The £28m contract is an essential part of speeding up delivering of the site into its ‘care and maintenance’ (C&M) phase.
The consortium was selected on the back of work at similar facilities, such as Bradwell power station in Essex.
The Trawsfynydd contract covers the de-planting and demolition of the site’s former cooling ponds complex, which was used to store and cool used nuclear fuel elements after they were removed from the reactors. The project will involve dismantling and removing pipework, tanks and cooling equipment, some of which has become radioactively contaminated during the station’s operational life and early phases of decommissioning.
The Doosan Keltbray Consortium team will carry out surveys before agreeing a detailed programme of work with Magnox, which operates the site on behalf of the Nuclear Decommissioning Authority (NDA).
Magnox’s programme is to deliver Trawsfynydd into a state of ‘care and maintenance’ by December 2016 – significantly earlier than originally planned. At this point, the plant will be left in a passively safe state while the natural process of radioactive decay takes place, reducing levels of radioactivity to a point where the site can be finally cleared by conventional demolition. Trawsfynydd will be one of the UK’s first two nuclear sites, alongside Bradwell in Essex, to enter into ‘care and maintenance’.
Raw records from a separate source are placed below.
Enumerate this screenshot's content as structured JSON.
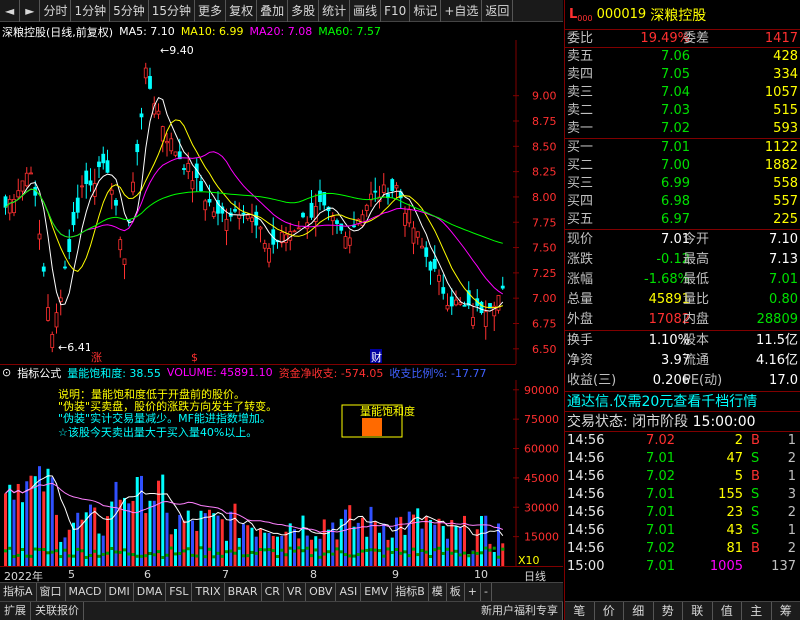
{
  "toolbar": {
    "items": [
      "分时",
      "1分钟",
      "5分钟",
      "15分钟",
      "更多",
      "复权",
      "叠加",
      "多股",
      "统计",
      "画线",
      "F10",
      "标记",
      "+自选",
      "返回"
    ]
  },
  "chart": {
    "title": "深粮控股(日线,前复权)",
    "ma5": "MA5: 7.10",
    "ma10": "MA10: 6.99",
    "ma20": "MA20: 7.08",
    "ma60": "MA60: 7.57",
    "high_marker": "9.40",
    "low_marker": "6.41",
    "price_ticks": [
      "9.00",
      "8.75",
      "8.50",
      "8.25",
      "8.00",
      "7.75",
      "7.50",
      "7.25",
      "7.00",
      "6.75",
      "6.50"
    ],
    "event_marks": [
      "涨",
      "$",
      "财"
    ]
  },
  "indicator": {
    "name": "指标公式",
    "lnbhd": "量能饱和度: 38.55",
    "volume": "VOLUME: 45891.10",
    "capital": "资金净收支: -574.05",
    "buy_sell": "收支比例%: -17.77",
    "notes": [
      "说明：量能饱和度低于开盘前的股价。",
      "\"伪装\"买卖盘，股价的涨跌方向发生了转变。",
      "\"伪装\"实计交易量减少。MF能进指数增加。",
      "☆该股今天卖出量大于买入量40%以上。"
    ],
    "box_label": "量能饱和度",
    "vol_ticks": [
      "90000",
      "75000",
      "60000",
      "45000",
      "30000",
      "15000"
    ],
    "scale": "X10"
  },
  "date_axis": {
    "labels": [
      "2022年",
      "5",
      "6",
      "7",
      "8",
      "9",
      "10"
    ],
    "period": "日线"
  },
  "indicator_tabs": [
    "指标A",
    "窗口",
    "MACD",
    "DMI",
    "DMA",
    "FSL",
    "TRIX",
    "BRAR",
    "CR",
    "VR",
    "OBV",
    "ASI",
    "EMV",
    "指标B",
    "模",
    "板",
    "+",
    "-"
  ],
  "bottom_bar": {
    "left": [
      "扩展",
      "关联报价"
    ],
    "right": "新用户福利专享"
  },
  "stock": {
    "flag": "L",
    "flag_sub": "000",
    "code": "000019",
    "name": "深粮控股"
  },
  "order_book": {
    "ratio_label": "委比",
    "ratio": "19.49%",
    "diff_label": "委差",
    "diff": "1417",
    "asks": [
      {
        "label": "卖五",
        "price": "7.06",
        "vol": "428"
      },
      {
        "label": "卖四",
        "price": "7.05",
        "vol": "334"
      },
      {
        "label": "卖三",
        "price": "7.04",
        "vol": "1057"
      },
      {
        "label": "卖二",
        "price": "7.03",
        "vol": "515"
      },
      {
        "label": "卖一",
        "price": "7.02",
        "vol": "593"
      }
    ],
    "bids": [
      {
        "label": "买一",
        "price": "7.01",
        "vol": "1122"
      },
      {
        "label": "买二",
        "price": "7.00",
        "vol": "1882"
      },
      {
        "label": "买三",
        "price": "6.99",
        "vol": "558"
      },
      {
        "label": "买四",
        "price": "6.98",
        "vol": "557"
      },
      {
        "label": "买五",
        "price": "6.97",
        "vol": "225"
      }
    ]
  },
  "quote": {
    "rows": [
      {
        "l1": "现价",
        "v1": "7.01",
        "c1": "#ffffff",
        "l2": "今开",
        "v2": "7.10",
        "c2": "#ffffff"
      },
      {
        "l1": "涨跌",
        "v1": "-0.12",
        "c1": "#00e000",
        "l2": "最高",
        "v2": "7.13",
        "c2": "#ffffff"
      },
      {
        "l1": "涨幅",
        "v1": "-1.68%",
        "c1": "#00e000",
        "l2": "最低",
        "v2": "7.01",
        "c2": "#00e000"
      },
      {
        "l1": "总量",
        "v1": "45891",
        "c1": "#ffff00",
        "l2": "量比",
        "v2": "0.80",
        "c2": "#00e000"
      },
      {
        "l1": "外盘",
        "v1": "17082",
        "c1": "#ff3030",
        "l2": "内盘",
        "v2": "28809",
        "c2": "#00e000"
      }
    ],
    "rows2": [
      {
        "l1": "换手",
        "v1": "1.10%",
        "c1": "#ffffff",
        "l2": "股本",
        "v2": "11.5亿",
        "c2": "#ffffff"
      },
      {
        "l1": "净资",
        "v1": "3.97",
        "c1": "#ffffff",
        "l2": "流通",
        "v2": "4.16亿",
        "c2": "#ffffff"
      },
      {
        "l1": "收益(三)",
        "v1": "0.206",
        "c1": "#ffffff",
        "l2": "PE(动)",
        "v2": "17.0",
        "c2": "#ffffff"
      }
    ]
  },
  "ad": "通达信.仅需20元查看千档行情",
  "trade_state": {
    "label": "交易状态: 闭市阶段",
    "time": "15:00:00"
  },
  "trades": [
    {
      "t": "14:56",
      "p": "7.02",
      "pc": "#ff3030",
      "v": "2",
      "vc": "#ffff00",
      "f": "B",
      "fc": "#ff3030",
      "n": "1"
    },
    {
      "t": "14:56",
      "p": "7.01",
      "pc": "#00e000",
      "v": "47",
      "vc": "#ffff00",
      "f": "S",
      "fc": "#00e000",
      "n": "2"
    },
    {
      "t": "14:56",
      "p": "7.02",
      "pc": "#00e000",
      "v": "5",
      "vc": "#ffff00",
      "f": "B",
      "fc": "#ff3030",
      "n": "1"
    },
    {
      "t": "14:56",
      "p": "7.01",
      "pc": "#00e000",
      "v": "155",
      "vc": "#ffff00",
      "f": "S",
      "fc": "#00e000",
      "n": "3"
    },
    {
      "t": "14:56",
      "p": "7.01",
      "pc": "#00e000",
      "v": "23",
      "vc": "#ffff00",
      "f": "S",
      "fc": "#00e000",
      "n": "2"
    },
    {
      "t": "14:56",
      "p": "7.01",
      "pc": "#00e000",
      "v": "43",
      "vc": "#ffff00",
      "f": "S",
      "fc": "#00e000",
      "n": "1"
    },
    {
      "t": "14:56",
      "p": "7.02",
      "pc": "#00e000",
      "v": "81",
      "vc": "#ffff00",
      "f": "B",
      "fc": "#ff3030",
      "n": "2"
    },
    {
      "t": "15:00",
      "p": "7.01",
      "pc": "#00e000",
      "v": "1005",
      "vc": "#ff00ff",
      "f": "",
      "fc": "#ffffff",
      "n": "137"
    }
  ],
  "right_tabs": [
    "笔",
    "价",
    "细",
    "势",
    "联",
    "值",
    "主",
    "筹"
  ],
  "chart_data": {
    "type": "candlestick",
    "price_range": [
      6.41,
      9.4
    ],
    "volume_max": 90000
  }
}
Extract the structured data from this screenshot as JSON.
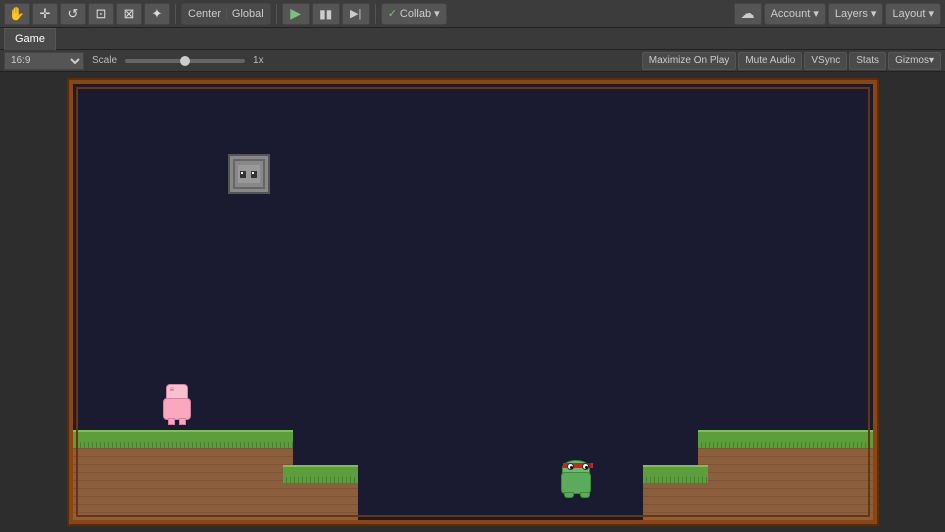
{
  "toolbar": {
    "tools": [
      {
        "name": "hand",
        "icon": "✋",
        "label": "Hand Tool"
      },
      {
        "name": "move",
        "icon": "✛",
        "label": "Move Tool"
      },
      {
        "name": "rotate",
        "icon": "↺",
        "label": "Rotate Tool"
      },
      {
        "name": "rect-transform",
        "icon": "⊡",
        "label": "Rect Transform"
      },
      {
        "name": "scale",
        "icon": "⊞",
        "label": "Scale Tool"
      },
      {
        "name": "custom-editor",
        "icon": "✏",
        "label": "Custom Editor Tool"
      }
    ],
    "pivot": {
      "center_label": "Center",
      "global_label": "Global"
    },
    "play": {
      "icon": "▶",
      "label": "Play"
    },
    "pause": {
      "icon": "⏸",
      "label": "Pause"
    },
    "step": {
      "icon": "⏭",
      "label": "Step"
    },
    "collab": {
      "label": "Collab",
      "icon": "▾"
    },
    "cloud": {
      "icon": "☁",
      "label": "Cloud"
    },
    "account": {
      "label": "Account",
      "icon": "▾"
    },
    "layers": {
      "label": "Layers",
      "icon": "▾"
    },
    "layout": {
      "label": "Layout",
      "icon": "▾"
    }
  },
  "game_tab": {
    "label": "Game"
  },
  "game_controls": {
    "aspect": "16:9",
    "scale_label": "Scale",
    "scale_value": "1x",
    "maximize_label": "Maximize On Play",
    "mute_label": "Mute Audio",
    "vsync_label": "VSync",
    "stats_label": "Stats",
    "gizmos_label": "Gizmos"
  },
  "scene": {
    "chest": {
      "label": "Chest/Box"
    },
    "player": {
      "label": "Player Character (Pig)"
    },
    "enemy": {
      "label": "Enemy (Frog)"
    },
    "platforms": [
      {
        "id": "left",
        "label": "Left Platform"
      },
      {
        "id": "left-float",
        "label": "Left Floating Platform"
      },
      {
        "id": "right",
        "label": "Right Platform"
      },
      {
        "id": "right-float",
        "label": "Right Floating Platform"
      }
    ]
  }
}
Magnox site director at Trawsfynydd Peter Burns said: “Decommissioning the ponds complex is one of the major projects on the site and its completion will signify a major milestone in our journey to care and maintenance.”